[Website and app data records]

——

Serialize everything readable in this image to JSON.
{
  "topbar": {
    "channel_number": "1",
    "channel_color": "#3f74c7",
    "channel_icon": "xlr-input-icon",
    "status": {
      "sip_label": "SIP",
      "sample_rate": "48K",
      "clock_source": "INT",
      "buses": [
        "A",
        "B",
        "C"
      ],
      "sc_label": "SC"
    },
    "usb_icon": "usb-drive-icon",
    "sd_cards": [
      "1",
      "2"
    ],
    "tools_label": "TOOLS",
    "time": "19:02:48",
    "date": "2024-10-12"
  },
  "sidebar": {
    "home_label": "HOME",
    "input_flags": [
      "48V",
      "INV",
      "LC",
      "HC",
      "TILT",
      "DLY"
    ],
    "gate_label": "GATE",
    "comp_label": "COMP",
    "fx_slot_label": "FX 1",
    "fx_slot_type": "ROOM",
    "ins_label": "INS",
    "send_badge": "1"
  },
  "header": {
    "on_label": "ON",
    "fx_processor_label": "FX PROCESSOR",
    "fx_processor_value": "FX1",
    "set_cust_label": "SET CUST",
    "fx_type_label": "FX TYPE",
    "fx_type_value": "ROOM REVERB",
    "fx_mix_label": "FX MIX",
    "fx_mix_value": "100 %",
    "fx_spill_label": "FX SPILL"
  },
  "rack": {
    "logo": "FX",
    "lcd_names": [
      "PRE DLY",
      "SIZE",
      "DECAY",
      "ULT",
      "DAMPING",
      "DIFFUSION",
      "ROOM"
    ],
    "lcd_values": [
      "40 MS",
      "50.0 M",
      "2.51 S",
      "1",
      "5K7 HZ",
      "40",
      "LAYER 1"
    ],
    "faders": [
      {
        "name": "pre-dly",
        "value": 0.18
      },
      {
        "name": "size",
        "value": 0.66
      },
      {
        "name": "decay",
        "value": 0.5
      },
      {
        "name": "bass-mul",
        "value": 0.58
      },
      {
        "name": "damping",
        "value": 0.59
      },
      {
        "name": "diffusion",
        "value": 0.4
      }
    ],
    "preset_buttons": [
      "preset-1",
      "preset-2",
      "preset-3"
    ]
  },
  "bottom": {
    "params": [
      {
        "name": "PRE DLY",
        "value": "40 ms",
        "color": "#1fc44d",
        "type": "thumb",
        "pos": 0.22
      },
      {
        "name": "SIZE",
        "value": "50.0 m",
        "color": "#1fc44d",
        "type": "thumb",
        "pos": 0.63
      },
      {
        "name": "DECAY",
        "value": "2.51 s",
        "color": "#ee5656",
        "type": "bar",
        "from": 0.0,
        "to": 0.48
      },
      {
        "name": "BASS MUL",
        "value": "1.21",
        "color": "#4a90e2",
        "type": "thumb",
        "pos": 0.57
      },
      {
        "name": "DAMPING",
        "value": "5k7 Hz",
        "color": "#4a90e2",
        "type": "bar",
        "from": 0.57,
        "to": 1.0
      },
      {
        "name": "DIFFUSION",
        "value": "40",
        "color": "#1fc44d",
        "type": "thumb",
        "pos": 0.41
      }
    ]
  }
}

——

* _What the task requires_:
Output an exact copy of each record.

* _Final answer_:
Serialize everything readable in this image to JSON.
{
  "topbar": {
    "channel_number": "1",
    "channel_color": "#3f74c7",
    "channel_icon": "xlr-input-icon",
    "status": {
      "sip_label": "SIP",
      "sample_rate": "48K",
      "clock_source": "INT",
      "buses": [
        "A",
        "B",
        "C"
      ],
      "sc_label": "SC"
    },
    "usb_icon": "usb-drive-icon",
    "sd_cards": [
      "1",
      "2"
    ],
    "tools_label": "TOOLS",
    "time": "19:02:48",
    "date": "2024-10-12"
  },
  "sidebar": {
    "home_label": "HOME",
    "input_flags": [
      "48V",
      "INV",
      "LC",
      "HC",
      "TILT",
      "DLY"
    ],
    "gate_label": "GATE",
    "comp_label": "COMP",
    "fx_slot_label": "FX 1",
    "fx_slot_type": "ROOM",
    "ins_label": "INS",
    "send_badge": "1"
  },
  "header": {
    "on_label": "ON",
    "fx_processor_label": "FX PROCESSOR",
    "fx_processor_value": "FX1",
    "set_cust_label": "SET CUST",
    "fx_type_label": "FX TYPE",
    "fx_type_value": "ROOM REVERB",
    "fx_mix_label": "FX MIX",
    "fx_mix_value": "100 %",
    "fx_spill_label": "FX SPILL"
  },
  "rack": {
    "logo": "FX",
    "lcd_names": [
      "PRE DLY",
      "SIZE",
      "DECAY",
      "ULT",
      "DAMPING",
      "DIFFUSION",
      "ROOM"
    ],
    "lcd_values": [
      "40 MS",
      "50.0 M",
      "2.51 S",
      "1",
      "5K7 HZ",
      "40",
      "LAYER 1"
    ],
    "faders": [
      {
        "name": "pre-dly",
        "value": 0.18
      },
      {
        "name": "size",
        "value": 0.66
      },
      {
        "name": "decay",
        "value": 0.5
      },
      {
        "name": "bass-mul",
        "value": 0.58
      },
      {
        "name": "damping",
        "value": 0.59
      },
      {
        "name": "diffusion",
        "value": 0.4
      }
    ],
    "preset_buttons": [
      "preset-1",
      "preset-2",
      "preset-3"
    ]
  },
  "bottom": {
    "params": [
      {
        "name": "PRE DLY",
        "value": "40 ms",
        "color": "#1fc44d",
        "type": "thumb",
        "pos": 0.22
      },
      {
        "name": "SIZE",
        "value": "50.0 m",
        "color": "#1fc44d",
        "type": "thumb",
        "pos": 0.63
      },
      {
        "name": "DECAY",
        "value": "2.51 s",
        "color": "#ee5656",
        "type": "bar",
        "from": 0.0,
        "to": 0.48
      },
      {
        "name": "BASS MUL",
        "value": "1.21",
        "color": "#4a90e2",
        "type": "thumb",
        "pos": 0.57
      },
      {
        "name": "DAMPING",
        "value": "5k7 Hz",
        "color": "#4a90e2",
        "type": "bar",
        "from": 0.57,
        "to": 1.0
      },
      {
        "name": "DIFFUSION",
        "value": "40",
        "color": "#1fc44d",
        "type": "thumb",
        "pos": 0.41
      }
    ]
  }
}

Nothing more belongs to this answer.